Education
• Theodore Sizer identified five ways in which large,
bureaucratic schools undermine education:
•
•
•
•
•
Rigid uniformity.
Numerical ratings.
Rigid expectations.
Specialization.
Little individual responsibility.
• College: the silent classroom. Passivity is common in colleges
and universities. The only voice heard is usually the teacher’s.
© Copyright 2009 Alan S. Berger
31
Education
• The dropout rate has declined slightly in recent decades; currently about 11
percent of people between the ages of eighteen and twenty-four have
dropped out of school.
• Academic standards. According to A Nation At Risk, the quality of U.S.
education has declined sharply and functional illiteracy, reading and
writing skills insufficient for everyday life, is widespread.
• In recent decades, there has been a substantial amount of grade inflation, by
which teachers give higher and higher grades for average work.
• Recent Issues in U.S. Education.
• School choice proponents advocate such developments as magnet
schools,
• schooling for profit, and charter schools.
• Home schooling is gaining popularity across the United States, but it has its
critics as well as its supporters.
• Schooling people with disabilities often involves mainstreaming, or
integrating special students into the overall educational program.
© Copyright 2009 Alan S. Berger
32
Education
• Adult education. The share of U.S. students aged twenty-five
and older has risen sharply in recent years and now accounts
for 43 percent of people in the classroom.
• Low salaries, frustration, and retirement, as well as rising enrollment
and reductions in class size, have combined to create teaching
vacancies.
• Looking Ahead: Schooling in the Twenty-first century.
• Computers and other new types of information technology will
continue to be important
• Technology cannot solve all of our educational problems.

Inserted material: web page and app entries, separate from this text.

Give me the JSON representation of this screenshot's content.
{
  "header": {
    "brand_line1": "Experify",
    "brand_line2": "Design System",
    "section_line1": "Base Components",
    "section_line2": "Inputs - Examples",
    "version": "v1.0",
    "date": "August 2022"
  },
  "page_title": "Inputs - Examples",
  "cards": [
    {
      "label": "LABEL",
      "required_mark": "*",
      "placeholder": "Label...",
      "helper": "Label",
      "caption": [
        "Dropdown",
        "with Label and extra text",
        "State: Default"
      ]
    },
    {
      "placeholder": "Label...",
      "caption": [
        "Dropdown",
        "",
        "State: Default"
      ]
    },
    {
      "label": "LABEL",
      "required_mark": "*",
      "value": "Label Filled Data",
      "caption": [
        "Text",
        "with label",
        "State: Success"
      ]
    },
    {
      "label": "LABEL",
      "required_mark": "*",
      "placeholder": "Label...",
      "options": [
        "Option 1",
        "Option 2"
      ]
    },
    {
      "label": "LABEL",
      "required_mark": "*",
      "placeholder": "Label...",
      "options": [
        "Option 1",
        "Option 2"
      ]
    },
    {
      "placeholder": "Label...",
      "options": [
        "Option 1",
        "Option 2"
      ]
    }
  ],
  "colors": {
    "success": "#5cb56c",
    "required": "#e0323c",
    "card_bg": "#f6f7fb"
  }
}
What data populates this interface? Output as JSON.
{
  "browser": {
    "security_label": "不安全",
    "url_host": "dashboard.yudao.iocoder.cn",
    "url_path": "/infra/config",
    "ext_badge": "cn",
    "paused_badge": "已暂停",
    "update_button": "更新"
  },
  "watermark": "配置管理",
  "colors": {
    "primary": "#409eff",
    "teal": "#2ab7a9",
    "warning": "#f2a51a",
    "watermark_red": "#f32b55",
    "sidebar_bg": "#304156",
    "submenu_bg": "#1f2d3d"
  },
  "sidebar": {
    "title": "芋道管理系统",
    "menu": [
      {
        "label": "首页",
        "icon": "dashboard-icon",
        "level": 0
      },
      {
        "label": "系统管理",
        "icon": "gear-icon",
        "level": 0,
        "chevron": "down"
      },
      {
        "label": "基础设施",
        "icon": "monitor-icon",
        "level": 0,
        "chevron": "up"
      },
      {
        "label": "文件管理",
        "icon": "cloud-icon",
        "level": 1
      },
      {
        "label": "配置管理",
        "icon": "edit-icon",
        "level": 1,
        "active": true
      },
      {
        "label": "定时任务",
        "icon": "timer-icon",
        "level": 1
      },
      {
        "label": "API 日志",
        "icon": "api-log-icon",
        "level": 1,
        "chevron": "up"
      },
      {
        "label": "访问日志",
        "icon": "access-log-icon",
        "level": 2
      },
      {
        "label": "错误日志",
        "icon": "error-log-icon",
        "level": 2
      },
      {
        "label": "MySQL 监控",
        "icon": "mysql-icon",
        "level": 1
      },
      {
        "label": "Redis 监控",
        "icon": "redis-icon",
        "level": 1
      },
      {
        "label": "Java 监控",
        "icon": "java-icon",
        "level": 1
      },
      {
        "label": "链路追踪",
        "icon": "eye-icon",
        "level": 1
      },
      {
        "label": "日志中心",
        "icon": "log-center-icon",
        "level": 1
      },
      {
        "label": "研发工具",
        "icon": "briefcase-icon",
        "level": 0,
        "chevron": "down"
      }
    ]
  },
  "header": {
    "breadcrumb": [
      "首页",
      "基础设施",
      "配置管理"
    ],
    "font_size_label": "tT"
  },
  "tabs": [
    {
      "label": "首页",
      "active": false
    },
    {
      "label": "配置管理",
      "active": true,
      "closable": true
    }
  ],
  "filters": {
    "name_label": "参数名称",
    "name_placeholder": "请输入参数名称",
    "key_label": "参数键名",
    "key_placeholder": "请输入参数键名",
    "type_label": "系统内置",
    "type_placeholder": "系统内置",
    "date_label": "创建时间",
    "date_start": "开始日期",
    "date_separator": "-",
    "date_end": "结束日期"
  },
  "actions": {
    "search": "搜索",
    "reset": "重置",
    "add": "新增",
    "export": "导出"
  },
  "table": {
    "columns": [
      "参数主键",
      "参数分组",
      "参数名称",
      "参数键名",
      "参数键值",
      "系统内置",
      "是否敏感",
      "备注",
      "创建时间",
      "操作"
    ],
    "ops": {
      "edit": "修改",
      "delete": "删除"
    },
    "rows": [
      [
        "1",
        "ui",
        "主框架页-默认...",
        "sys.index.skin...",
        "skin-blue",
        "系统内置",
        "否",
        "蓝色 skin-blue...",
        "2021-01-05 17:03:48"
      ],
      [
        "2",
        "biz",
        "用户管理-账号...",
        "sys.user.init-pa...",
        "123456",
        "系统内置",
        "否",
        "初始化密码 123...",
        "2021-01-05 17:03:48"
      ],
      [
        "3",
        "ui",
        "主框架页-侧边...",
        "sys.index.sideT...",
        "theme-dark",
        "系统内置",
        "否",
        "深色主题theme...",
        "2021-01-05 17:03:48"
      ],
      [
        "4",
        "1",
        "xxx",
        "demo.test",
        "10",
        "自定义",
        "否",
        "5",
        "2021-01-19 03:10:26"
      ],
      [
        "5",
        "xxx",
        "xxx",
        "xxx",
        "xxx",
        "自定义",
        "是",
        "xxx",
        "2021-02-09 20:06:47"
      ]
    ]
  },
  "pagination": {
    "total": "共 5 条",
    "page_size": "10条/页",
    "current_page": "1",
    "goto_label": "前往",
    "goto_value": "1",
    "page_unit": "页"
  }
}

• Twenty-first Century Campus: Where are the Men? In 2000, men
accounted for only 44 percent of all United States undergraduates.
© Copyright 2009 Alan S. Berger
33